Annie             33%  50%    88%   0%     50%  100%   79%
CHELSEA           33%  13%   100%   0%     54%  100%   78%
Mookie            33% 100%    75%   0%     92%  100%   92%
BOO                0%  88%    50%   0%      0%  100%   79%
Cookie Monster    33%  75%    75%  33%     88%  100%   94%
guapo             33%  88%   100%   0%    100%  100%   96%
"ralph"           33% 100%   100%  33%     81%  100%  111%
LOKI              33% 100%    50%  33%     27%  100%   94%
dolphin           33%  88%    75%   0%     88%  100%   88%
STATE              0%  88%    50%   0%     75%  100%   79%
EmmaLou           33%  75%    75%   0%     81%  100%   83%
Scully            33% 100%   100%   0%    100%  100%  100%

Paper Two
        The following gives a rough indication of the scoring rubric for the second paper:
0% = Failed to turn in the paper, or did not follow the assignment in any recognizable way.
70% = Paper contained serious flaws, but at lest partially fulfilled the assignment.
80% = Paper included at least two substantially weak subsections or failed to demonstrate clear understanding, but overall the paper fulfilled the assignment.
90% = Paper adequately fulfilled the assignment and demonstrated adequate understanding of the material with no more than one weak subsection.
100% = Paper demonstrated exceptional understanding of material and/or outstanding insight in applications.

secret code name      paper 2
 Tango                100%
Annie                  90%
CHELSEA               100%
Mookie                 95%
BOO                    85%
Cookie Monster         95%
guapo                  95%
"ralph"                90%
LOKI                   90%
dolphin               100%
STATE                 100%
EmmaLou                90%
Scully                 90%

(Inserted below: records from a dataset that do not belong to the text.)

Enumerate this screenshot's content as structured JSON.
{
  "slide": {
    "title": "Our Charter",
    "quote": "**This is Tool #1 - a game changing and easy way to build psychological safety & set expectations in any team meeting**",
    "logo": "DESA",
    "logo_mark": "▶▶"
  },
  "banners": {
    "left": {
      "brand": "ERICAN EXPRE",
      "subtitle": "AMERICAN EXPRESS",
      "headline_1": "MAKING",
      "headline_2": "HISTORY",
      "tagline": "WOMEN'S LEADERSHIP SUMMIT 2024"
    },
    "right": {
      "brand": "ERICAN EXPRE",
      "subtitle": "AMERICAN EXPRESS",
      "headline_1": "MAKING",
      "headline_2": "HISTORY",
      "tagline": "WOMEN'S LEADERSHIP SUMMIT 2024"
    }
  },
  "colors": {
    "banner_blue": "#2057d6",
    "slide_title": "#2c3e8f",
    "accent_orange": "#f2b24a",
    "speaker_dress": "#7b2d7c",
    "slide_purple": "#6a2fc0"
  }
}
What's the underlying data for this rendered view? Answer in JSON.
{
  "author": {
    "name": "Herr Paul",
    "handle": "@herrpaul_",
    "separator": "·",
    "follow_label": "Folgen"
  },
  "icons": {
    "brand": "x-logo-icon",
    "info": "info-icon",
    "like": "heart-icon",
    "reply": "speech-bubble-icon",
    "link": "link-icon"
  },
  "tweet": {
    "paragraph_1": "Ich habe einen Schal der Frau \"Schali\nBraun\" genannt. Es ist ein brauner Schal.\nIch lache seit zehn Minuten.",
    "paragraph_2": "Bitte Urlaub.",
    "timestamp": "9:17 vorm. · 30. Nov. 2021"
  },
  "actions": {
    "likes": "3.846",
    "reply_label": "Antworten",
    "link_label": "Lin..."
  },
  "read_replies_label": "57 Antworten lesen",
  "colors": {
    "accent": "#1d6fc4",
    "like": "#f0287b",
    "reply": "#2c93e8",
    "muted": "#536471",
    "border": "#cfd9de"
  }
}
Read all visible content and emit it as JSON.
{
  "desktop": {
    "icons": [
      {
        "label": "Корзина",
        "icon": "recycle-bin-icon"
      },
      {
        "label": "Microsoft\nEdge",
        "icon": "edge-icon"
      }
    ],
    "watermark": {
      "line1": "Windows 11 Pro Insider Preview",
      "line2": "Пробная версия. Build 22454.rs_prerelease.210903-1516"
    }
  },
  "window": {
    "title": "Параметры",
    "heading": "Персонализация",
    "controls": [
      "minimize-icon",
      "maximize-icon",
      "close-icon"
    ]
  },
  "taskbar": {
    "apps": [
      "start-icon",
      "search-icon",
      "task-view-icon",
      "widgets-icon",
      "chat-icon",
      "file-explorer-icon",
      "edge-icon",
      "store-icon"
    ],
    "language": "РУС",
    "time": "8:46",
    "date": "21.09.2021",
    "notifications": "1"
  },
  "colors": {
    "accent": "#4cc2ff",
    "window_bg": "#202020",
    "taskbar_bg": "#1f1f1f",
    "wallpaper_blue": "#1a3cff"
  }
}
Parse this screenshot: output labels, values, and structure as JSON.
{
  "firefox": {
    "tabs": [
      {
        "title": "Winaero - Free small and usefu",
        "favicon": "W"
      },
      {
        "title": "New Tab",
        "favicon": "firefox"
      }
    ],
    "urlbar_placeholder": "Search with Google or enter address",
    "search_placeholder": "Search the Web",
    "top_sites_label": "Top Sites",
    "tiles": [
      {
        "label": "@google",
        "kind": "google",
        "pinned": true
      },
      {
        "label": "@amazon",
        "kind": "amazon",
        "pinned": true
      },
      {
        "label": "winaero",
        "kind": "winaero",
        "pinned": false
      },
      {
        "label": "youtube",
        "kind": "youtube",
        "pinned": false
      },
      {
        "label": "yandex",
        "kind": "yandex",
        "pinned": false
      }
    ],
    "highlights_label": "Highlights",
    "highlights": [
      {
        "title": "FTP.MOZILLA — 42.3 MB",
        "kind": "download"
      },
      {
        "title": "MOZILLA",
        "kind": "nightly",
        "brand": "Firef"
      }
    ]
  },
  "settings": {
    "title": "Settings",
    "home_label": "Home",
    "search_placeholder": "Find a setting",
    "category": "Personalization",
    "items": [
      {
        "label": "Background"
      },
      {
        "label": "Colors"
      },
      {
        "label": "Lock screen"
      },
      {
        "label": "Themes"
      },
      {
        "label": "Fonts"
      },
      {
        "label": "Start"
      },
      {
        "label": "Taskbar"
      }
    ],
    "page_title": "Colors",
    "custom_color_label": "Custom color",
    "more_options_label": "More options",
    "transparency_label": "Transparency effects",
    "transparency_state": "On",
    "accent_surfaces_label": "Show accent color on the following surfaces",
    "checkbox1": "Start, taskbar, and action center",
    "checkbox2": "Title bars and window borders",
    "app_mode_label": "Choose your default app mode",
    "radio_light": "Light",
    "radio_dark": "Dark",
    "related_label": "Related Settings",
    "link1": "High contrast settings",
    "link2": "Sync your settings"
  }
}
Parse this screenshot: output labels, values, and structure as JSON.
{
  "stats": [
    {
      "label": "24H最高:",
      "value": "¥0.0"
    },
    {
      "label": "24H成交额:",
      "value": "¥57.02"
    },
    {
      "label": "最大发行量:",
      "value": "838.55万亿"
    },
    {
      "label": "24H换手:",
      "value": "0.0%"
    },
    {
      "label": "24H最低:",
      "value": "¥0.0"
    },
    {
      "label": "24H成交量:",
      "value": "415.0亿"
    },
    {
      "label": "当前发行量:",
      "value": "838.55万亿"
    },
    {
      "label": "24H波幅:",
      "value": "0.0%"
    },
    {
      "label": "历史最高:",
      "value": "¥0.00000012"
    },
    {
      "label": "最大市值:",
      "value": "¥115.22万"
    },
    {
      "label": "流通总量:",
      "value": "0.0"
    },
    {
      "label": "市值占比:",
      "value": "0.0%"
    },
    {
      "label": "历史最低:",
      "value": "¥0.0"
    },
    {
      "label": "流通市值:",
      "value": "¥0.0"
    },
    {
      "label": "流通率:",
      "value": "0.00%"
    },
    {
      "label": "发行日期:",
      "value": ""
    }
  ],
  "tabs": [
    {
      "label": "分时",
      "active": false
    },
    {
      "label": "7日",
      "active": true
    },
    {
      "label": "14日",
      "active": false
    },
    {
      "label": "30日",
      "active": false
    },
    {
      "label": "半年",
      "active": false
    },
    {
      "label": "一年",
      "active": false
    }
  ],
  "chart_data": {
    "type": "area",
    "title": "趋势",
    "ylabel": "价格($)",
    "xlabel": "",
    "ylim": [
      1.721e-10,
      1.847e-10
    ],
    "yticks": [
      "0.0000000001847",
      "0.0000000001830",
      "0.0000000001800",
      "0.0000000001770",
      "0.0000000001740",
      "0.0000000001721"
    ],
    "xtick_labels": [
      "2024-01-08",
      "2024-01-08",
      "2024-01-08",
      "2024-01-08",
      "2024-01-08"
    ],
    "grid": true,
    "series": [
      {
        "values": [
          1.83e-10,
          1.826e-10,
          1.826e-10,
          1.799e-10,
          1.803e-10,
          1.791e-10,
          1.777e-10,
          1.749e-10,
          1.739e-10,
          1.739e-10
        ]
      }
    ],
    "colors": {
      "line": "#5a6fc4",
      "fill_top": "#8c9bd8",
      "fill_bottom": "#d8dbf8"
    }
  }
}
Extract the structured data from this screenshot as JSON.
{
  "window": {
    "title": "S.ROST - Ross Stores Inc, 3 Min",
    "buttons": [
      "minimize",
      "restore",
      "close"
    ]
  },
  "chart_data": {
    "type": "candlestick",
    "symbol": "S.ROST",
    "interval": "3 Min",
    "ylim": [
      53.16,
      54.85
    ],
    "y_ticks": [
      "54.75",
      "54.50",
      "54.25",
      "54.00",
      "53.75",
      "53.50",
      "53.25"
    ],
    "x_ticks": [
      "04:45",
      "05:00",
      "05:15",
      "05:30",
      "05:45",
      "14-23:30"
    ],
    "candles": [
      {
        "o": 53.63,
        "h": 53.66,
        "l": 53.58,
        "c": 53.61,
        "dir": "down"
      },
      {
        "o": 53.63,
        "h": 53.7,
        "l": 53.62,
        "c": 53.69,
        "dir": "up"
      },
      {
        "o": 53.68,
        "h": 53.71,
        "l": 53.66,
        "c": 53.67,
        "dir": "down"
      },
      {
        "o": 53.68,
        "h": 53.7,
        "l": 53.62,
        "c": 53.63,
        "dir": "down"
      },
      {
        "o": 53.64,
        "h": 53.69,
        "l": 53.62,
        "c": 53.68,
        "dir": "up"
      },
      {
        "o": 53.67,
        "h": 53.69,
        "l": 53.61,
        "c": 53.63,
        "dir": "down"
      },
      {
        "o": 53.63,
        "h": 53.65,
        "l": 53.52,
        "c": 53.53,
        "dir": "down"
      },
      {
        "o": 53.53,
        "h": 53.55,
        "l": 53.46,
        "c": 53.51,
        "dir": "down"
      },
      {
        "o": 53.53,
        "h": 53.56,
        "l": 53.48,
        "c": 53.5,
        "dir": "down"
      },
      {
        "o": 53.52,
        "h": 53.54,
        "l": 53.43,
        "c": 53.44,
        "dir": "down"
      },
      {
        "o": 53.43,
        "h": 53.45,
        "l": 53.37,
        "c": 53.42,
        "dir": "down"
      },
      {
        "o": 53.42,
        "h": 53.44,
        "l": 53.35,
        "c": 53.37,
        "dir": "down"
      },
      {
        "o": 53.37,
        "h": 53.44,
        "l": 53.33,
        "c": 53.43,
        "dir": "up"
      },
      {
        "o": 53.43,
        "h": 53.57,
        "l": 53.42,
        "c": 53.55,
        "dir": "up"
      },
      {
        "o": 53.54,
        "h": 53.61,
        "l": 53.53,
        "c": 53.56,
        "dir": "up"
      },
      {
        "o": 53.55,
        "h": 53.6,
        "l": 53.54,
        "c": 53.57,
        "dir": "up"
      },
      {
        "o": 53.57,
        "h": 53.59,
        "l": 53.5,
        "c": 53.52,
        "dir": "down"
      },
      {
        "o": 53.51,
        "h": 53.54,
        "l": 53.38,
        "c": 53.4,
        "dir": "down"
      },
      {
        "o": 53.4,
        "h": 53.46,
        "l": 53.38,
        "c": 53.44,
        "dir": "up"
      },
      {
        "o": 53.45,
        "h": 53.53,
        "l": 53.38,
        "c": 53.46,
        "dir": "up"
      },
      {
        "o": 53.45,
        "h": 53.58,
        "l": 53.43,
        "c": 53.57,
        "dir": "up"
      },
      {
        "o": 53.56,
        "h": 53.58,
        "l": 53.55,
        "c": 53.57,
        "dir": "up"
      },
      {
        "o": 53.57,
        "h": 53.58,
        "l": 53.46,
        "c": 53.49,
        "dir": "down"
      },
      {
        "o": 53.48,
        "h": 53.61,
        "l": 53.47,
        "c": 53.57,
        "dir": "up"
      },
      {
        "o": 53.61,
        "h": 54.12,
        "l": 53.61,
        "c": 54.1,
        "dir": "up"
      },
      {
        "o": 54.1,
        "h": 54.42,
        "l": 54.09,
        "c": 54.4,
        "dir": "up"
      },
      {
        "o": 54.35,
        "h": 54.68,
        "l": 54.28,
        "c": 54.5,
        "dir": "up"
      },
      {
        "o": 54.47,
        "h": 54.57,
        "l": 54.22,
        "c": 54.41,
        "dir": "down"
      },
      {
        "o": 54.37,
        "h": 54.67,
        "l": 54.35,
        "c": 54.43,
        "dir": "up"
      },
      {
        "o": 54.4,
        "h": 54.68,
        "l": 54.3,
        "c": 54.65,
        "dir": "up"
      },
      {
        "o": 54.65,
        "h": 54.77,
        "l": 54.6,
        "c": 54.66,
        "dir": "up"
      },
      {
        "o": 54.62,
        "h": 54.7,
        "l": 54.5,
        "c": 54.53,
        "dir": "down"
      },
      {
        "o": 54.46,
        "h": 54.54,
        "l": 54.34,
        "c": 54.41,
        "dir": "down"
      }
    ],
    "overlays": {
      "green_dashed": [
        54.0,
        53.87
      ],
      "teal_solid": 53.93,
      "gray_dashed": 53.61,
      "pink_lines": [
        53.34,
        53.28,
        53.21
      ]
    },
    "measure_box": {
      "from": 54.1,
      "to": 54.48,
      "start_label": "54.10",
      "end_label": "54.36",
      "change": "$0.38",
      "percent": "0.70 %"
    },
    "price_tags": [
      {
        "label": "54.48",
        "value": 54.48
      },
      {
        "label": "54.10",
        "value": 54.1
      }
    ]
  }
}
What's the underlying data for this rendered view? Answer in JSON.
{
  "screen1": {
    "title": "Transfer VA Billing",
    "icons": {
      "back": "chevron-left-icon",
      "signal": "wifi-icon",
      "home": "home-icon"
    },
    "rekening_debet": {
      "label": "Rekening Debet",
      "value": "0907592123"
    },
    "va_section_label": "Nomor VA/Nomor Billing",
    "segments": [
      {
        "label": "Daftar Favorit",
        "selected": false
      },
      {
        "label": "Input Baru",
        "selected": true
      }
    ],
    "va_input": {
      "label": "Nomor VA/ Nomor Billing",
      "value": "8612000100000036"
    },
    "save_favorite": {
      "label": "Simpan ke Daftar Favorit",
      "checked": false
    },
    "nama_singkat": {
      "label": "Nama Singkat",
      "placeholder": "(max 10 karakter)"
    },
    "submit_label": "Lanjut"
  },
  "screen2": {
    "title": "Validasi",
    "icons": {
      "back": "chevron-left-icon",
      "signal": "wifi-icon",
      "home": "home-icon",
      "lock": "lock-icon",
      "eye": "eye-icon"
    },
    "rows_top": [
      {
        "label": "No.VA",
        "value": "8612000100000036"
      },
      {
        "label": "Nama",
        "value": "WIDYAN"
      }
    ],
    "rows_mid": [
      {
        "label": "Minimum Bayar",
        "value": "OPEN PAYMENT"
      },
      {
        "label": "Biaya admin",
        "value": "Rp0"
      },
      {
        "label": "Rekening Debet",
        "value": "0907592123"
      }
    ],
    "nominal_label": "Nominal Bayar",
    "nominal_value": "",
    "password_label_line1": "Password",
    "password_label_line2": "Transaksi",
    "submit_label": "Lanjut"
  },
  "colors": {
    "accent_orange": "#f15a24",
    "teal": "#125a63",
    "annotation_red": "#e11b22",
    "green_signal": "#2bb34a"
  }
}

Exam Three
    I recognize that there is nothing I can say here that is going to stop you from scrolling down to find your letter grade first.  So, go ahead, follow your impulse.  I'll insert a paragraph break after this sentence so that when you scroll back up you will know where to resume reading.
    Okay, now that you know the end of the story, let us rewind and start at the beginning.  The column heads follow the same syntax as for Exam Two.  As you have already fathomed, course% gives your overall percent grade in the course and lettergrd gives your letter grade from the above table.  This is the only part of the process that I cannot automate, so please take a moment to check that your letter grade matches the tabled value.
    The four questions are equally weighted and the bonus question counts as half a question.  As such, e3tot% equals the sum of the four questions plus one half the bonus question all divided by four.  The course percent is computed using the weights given in the syllabus.

secret code name e3q1% e3q2% e3q3% e3q4% e3qb% e3tot% course% lettergrd
Tango            100%  100%   83%  100%  100%  106%    97%    A
Annie             83%   67%   58%   75%   50%   78%    88%    B+
CHELSEA           67%   50%   58%   17%    0%   55%    85%    B+
Mookie            67%  100%   58%   92%  100%   86%    93%    A-
BOO              100%   67%   33%   42%   50%   65%    82%    B
Cookie Monster    58%   67%    0%   17%    0%   35%    79%    B-
guapo            100%   67%   67%   92%  100%   90%    95%    A
"ralph"           58%   67%   50%   75%  100%   69%    88%    B+
LOKI              58%   67%   75%   75%   50%   78%    87%    B+
dolphin           67%   67%   42%   50%  100%   61%    89%    B+
STATE             67%   75%   67%  100%  100%   85%    88%    B+
EmmaLou           67%   67%   50%   92%  100%   75%    86%    B+
Scully            67%  100%   75%   67%  100%   86%    96%    A

    If you did less well on the second two questions than you would have liked, I would suggest reviewing the linear regression chapters before diving into logistic regression next semester.  Many of the same basic concepts apply.  I have no way of knowing how many of you made use of the exam preparation materials that I posted to this Web page, but grading the bluebooks gave me a sense that some of you made more use of them than others.  Obviously I wish that I had thought of that earlier in the semester.  Difficulties with Exam Two notwithstanding, however, you did well both collectively and individually.  Enjoy the rest of the break and keep up the good work.